Fayolle, E. C., Öberg, K. I., Jørgensen, J. K., Altwegg, K., Calcutt, H., Müller, H. S. P., Rubin, M., van der Wiel, M. H. D., Bjerkeli, P., Bourke, T. L., Coutens, A., van Dishoeck, E. F., Drozdovskaya, M. N., Garrod, R. T., Ligterink, N. F. W., Persson, M. V., Wampfler, S. F., 2017. Protostellar and cometary detections of organohalogens. Nature Astronomy. 1, 703-708.

Drozdovskaya, M. N., van Dishoeck, E. F., Jørgensen, J. K., Calmonte, U., van der Wiel, M. H. D., Coutens, A., Calcutt, H., Müller, H. S. P., Bjerkeli, P., Persson, M. V., Wampfler, S. F., Altwegg, K., 2018. The ALMA-PILS survey: the sulphur connection between protostars and comets: IRAS 16293-2422 B and 67P/Churyumov-Gerasimenko. Monthly Notices of the Royal Astronomical Society. 476, 4949-4964.

Marty, B., Altwegg, K., Balsiger, H., Bar-Nun, A., Bekaert, D. V., Berthelier, J. J., Bieler, A., Briois, C., Calmonte, U., Combi, M., De Keyser, J., Fiethe, B., Fuselier, S. A., Gasc, S., Gombosi, T. I., Hansen, K. C., Hässig, M., Jäckel, A., Kopp, E., Korth, A., Le Roy, L., Mall, U., Mousis, O., Owen, T., Rème, H., Rubin, M., Sémon, T., Tzou, C. Y., Waite, J. H., Wurz, P., 2017. Xenon isotopes in 67P/Churyumov-Gerasimenko show that comets contributed to Earth’s atmosphere. 356, 1069.

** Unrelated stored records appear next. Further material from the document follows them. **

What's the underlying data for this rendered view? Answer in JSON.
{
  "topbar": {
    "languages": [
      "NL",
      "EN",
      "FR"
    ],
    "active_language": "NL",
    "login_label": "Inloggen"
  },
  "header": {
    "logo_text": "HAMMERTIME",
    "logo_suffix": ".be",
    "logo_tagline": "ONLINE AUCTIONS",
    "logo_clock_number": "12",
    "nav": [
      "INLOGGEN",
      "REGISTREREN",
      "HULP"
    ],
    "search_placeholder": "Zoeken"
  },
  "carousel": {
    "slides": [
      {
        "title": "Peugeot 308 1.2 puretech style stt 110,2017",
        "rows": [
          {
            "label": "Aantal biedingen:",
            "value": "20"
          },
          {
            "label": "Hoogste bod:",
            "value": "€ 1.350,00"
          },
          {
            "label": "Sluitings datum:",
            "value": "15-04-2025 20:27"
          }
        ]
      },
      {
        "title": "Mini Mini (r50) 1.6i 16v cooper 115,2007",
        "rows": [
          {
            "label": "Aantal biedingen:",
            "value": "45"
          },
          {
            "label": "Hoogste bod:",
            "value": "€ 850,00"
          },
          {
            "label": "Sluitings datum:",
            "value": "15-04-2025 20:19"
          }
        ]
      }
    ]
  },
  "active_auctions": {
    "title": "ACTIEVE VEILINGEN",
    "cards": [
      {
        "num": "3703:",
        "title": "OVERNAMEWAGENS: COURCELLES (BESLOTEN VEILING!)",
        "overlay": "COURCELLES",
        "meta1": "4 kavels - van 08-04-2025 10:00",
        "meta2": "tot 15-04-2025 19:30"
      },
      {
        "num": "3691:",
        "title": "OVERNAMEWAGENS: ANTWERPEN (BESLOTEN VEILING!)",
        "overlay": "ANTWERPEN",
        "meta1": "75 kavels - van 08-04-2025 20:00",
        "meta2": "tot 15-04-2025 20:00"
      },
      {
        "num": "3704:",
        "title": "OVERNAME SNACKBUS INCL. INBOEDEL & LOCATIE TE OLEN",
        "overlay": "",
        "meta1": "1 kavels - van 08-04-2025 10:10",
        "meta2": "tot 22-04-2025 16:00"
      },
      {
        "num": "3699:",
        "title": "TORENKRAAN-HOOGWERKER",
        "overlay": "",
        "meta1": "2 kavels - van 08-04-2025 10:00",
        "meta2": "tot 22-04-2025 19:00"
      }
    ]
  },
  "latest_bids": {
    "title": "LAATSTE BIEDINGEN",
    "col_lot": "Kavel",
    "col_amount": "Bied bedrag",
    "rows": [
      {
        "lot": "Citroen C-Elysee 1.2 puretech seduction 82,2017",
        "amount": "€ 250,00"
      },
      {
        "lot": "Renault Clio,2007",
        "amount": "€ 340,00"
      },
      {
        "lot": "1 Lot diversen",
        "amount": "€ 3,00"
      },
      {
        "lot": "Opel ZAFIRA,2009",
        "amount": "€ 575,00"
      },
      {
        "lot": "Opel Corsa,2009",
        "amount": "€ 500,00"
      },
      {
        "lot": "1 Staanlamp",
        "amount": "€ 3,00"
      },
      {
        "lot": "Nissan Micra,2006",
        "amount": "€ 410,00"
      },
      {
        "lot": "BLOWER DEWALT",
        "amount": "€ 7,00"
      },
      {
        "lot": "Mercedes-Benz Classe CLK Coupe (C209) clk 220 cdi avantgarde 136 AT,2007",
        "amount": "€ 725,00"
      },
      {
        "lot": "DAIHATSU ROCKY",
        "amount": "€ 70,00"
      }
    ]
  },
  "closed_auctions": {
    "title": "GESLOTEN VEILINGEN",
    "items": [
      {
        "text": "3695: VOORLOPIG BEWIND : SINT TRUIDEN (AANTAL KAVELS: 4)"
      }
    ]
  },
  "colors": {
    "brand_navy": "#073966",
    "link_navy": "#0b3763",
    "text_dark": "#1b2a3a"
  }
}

Rubin, M., Altwegg, K., Balsiger, H., Bar-Nun, A., Berthelier, J. J., Bieler, A., Bochsler, P., Briois, C., Calmonte, U., Combi, M., De Keyser, J., Dhooghe, F., Eberhardt, P., Fiethe, B., Fuselier, S. A., Gasc, S., Gombosi, T. I., Hansen, K. C., Hassig, M., Jäckel, A., Kopp, E., Korth, A., Le Roy, L., Mall, U., Marty, B., Mousis, O., Owen, T., Reme, H., Semon, T., Tzou, C. Y., Waite, J. H., Wurz, P., 2015. Molecular nitrogen in comet 67P/Churyumov-Gerasimenko indicates a low formation temperature. 348, 232-5.

Rubin, M., Altwegg, K., Balsiger, H., Bar-Nun, A., Berthelier, J. J., Briois, C., Calmonte, U., Combi, M., De Keyser, J., Fiethe, B., Fuselier, S. A., Gasc, S., Gombosi, T. I., Hansen, K. C., Kopp, E., Korth, A., Laufer, D., Le Roy, L., Mall, U., Marty, B., Mousis, O., Owen, T., Reme, H., Semon, T., Tzou, C. Y., Waite, J. H., Wurz, P., 2018. Krypton isotopes and noble gas abundances in the coma of comet 67P/Churyumov-Gerasimenko. Sci Adv. 4, eaar6297.